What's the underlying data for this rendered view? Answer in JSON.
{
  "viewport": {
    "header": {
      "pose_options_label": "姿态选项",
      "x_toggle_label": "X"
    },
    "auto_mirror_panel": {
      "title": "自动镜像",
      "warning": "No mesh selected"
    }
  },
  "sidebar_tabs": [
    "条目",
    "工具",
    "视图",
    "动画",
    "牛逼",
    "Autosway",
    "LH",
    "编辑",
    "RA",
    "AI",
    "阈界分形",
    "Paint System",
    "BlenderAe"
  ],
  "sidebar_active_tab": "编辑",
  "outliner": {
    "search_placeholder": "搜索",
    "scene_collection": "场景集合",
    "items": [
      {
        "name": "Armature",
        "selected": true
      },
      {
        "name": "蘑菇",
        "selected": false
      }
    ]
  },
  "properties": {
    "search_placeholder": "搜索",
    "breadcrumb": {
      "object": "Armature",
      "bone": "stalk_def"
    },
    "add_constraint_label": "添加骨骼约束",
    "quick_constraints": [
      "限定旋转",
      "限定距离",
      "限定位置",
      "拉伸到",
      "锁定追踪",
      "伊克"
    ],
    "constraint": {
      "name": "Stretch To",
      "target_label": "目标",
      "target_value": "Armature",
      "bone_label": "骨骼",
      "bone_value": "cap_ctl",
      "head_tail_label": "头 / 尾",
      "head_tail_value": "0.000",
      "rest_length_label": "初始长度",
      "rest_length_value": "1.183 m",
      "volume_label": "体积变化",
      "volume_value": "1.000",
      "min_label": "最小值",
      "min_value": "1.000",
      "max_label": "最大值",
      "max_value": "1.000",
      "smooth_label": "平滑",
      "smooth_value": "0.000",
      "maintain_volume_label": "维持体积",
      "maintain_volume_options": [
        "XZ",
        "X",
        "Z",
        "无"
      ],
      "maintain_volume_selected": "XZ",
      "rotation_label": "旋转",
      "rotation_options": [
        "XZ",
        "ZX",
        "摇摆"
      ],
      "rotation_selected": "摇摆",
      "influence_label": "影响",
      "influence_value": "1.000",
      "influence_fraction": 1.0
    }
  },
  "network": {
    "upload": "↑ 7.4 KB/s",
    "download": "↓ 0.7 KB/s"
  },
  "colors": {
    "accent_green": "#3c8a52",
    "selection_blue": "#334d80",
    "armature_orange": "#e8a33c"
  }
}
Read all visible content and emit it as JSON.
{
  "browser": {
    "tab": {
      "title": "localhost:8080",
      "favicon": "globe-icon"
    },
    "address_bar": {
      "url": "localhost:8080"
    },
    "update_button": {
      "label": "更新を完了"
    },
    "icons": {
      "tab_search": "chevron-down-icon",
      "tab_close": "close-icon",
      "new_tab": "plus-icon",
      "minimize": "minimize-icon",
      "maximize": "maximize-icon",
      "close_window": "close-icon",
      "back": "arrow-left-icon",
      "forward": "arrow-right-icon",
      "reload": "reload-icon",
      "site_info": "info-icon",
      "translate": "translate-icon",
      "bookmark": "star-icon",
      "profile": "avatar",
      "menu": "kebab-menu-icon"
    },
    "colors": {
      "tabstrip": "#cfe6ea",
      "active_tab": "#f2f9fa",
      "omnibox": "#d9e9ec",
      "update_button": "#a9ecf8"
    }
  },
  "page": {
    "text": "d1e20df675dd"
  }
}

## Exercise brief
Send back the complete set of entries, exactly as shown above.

## Task output
What's the underlying data for this rendered view? Answer in JSON.
{
  "viewport": {
    "header": {
      "pose_options_label": "姿态选项",
      "x_toggle_label": "X"
    },
    "auto_mirror_panel": {
      "title": "自动镜像",
      "warning": "No mesh selected"
    }
  },
  "sidebar_tabs": [
    "条目",
    "工具",
    "视图",
    "动画",
    "牛逼",
    "Autosway",
    "LH",
    "编辑",
    "RA",
    "AI",
    "阈界分形",
    "Paint System",
    "BlenderAe"
  ],
  "sidebar_active_tab": "编辑",
  "outliner": {
    "search_placeholder": "搜索",
    "scene_collection": "场景集合",
    "items": [
      {
        "name": "Armature",
        "selected": true
      },
      {
        "name": "蘑菇",
        "selected": false
      }
    ]
  },
  "properties": {
    "search_placeholder": "搜索",
    "breadcrumb": {
      "object": "Armature",
      "bone": "stalk_def"
    },
    "add_constraint_label": "添加骨骼约束",
    "quick_constraints": [
      "限定旋转",
      "限定距离",
      "限定位置",
      "拉伸到",
      "锁定追踪",
      "伊克"
    ],
    "constraint": {
      "name": "Stretch To",
      "target_label": "目标",
      "target_value": "Armature",
      "bone_label": "骨骼",
      "bone_value": "cap_ctl",
      "head_tail_label": "头 / 尾",
      "head_tail_value": "0.000",
      "rest_length_label": "初始长度",
      "rest_length_value": "1.183 m",
      "volume_label": "体积变化",
      "volume_value": "1.000",
      "min_label": "最小值",
      "min_value": "1.000",
      "max_label": "最大值",
      "max_value": "1.000",
      "smooth_label": "平滑",
      "smooth_value": "0.000",
      "maintain_volume_label": "维持体积",
      "maintain_volume_options": [
        "XZ",
        "X",
        "Z",
        "无"
      ],
      "maintain_volume_selected": "XZ",
      "rotation_label": "旋转",
      "rotation_options": [
        "XZ",
        "ZX",
        "摇摆"
      ],
      "rotation_selected": "摇摆",
      "influence_label": "影响",
      "influence_value": "1.000",
      "influence_fraction": 1.0
    }
  },
  "network": {
    "upload": "↑ 7.4 KB/s",
    "download": "↓ 0.7 KB/s"
  },
  "colors": {
    "accent_green": "#3c8a52",
    "selection_blue": "#334d80",
    "armature_orange": "#e8a33c"
  }
}
Read all visible content and emit it as JSON.
{
  "browser": {
    "tab": {
      "title": "localhost:8080",
      "favicon": "globe-icon"
    },
    "address_bar": {
      "url": "localhost:8080"
    },
    "update_button": {
      "label": "更新を完了"
    },
    "icons": {
      "tab_search": "chevron-down-icon",
      "tab_close": "close-icon",
      "new_tab": "plus-icon",
      "minimize": "minimize-icon",
      "maximize": "maximize-icon",
      "close_window": "close-icon",
      "back": "arrow-left-icon",
      "forward": "arrow-right-icon",
      "reload": "reload-icon",
      "site_info": "info-icon",
      "translate": "translate-icon",
      "bookmark": "star-icon",
      "profile": "avatar",
      "menu": "kebab-menu-icon"
    },
    "colors": {
      "tabstrip": "#cfe6ea",
      "active_tab": "#f2f9fa",
      "omnibox": "#d9e9ec",
      "update_button": "#a9ecf8"
    }
  },
  "page": {
    "text": "d1e20df675dd"
  }
}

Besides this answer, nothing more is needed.